Some states say voters should not decide who's on the bench
Next Tuesday's ballot has a large number of judicial races. Some of the names you may never have even heard of. To run for judge in Alabama, a candidate only has to have practiced law for five years. How do you as a voter know if they're qualified? Will you vote straight party? Critics of electing judges say voters are simply not informed enough to make good decisions.
Like many voters, Kristian Cooper knew virtually nothing about the judicial candidates in past elections. That won't happen again. "Know who you are voting for, do your research," advises Cooper.
Ironically it was a judge Cooper voted for that she says ruled against her in family court with no legal justification. "I've never seen an individual so careless, so evil, so hurtful," says a tearful Cooper.
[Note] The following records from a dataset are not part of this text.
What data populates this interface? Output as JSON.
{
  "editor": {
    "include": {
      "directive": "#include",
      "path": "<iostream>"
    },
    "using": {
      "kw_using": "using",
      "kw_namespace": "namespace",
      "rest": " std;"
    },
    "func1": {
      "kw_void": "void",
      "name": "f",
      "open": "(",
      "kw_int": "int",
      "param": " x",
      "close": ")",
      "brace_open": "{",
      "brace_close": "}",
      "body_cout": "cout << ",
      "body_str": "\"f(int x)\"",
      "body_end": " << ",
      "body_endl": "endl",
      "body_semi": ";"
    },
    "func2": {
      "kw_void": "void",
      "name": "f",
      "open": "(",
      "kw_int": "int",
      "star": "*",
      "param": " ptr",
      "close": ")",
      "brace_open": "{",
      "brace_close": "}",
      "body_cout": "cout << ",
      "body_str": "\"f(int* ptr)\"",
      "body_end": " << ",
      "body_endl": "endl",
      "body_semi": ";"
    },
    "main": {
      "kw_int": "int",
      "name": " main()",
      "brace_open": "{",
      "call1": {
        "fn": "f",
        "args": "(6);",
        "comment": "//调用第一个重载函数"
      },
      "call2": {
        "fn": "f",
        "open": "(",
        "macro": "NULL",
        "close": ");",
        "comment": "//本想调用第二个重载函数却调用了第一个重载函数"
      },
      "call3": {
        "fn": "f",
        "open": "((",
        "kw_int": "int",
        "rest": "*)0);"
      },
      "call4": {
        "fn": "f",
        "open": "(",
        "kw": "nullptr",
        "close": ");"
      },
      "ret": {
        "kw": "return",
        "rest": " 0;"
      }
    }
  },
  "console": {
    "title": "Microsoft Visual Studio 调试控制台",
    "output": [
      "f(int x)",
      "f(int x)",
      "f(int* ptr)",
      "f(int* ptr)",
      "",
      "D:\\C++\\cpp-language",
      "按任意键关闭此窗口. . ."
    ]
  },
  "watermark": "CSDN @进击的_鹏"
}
"I guarantee most people voting have no idea who the judges are," says retired Federal Judge John Carroll. He says many voters take the easy route voting straight ticket for all Republicans or all Democrats.
Defense Attorney Richard Jaffe supports taking politics and all that campaign money out of the selection process. "Right now we're voting in the dark," says Jaffe. He's among those favoring a merit system similar to the Missouri Plan adopted in some form by 34 states. Alabama is not one of them.
"Is it perfect? Of course not. But in my view it's better than running and winning as a democrat or republican," remarks Jaffe.
Here's how it works: a nonpartisan commission reviews candidates for appointment. Then voters decide whether to retain them in the next election. But Judge Carroll says there's no incentive for politicians to make changes when they are the party in power.
Kristian Cooper says she's now an advocate for change, using social media to educate others. She is hoping her case will be reviewed by another judge.
Critics of a merit type plan for selection of judges say it too can become political and once appointed, judges often stay on the bench for life.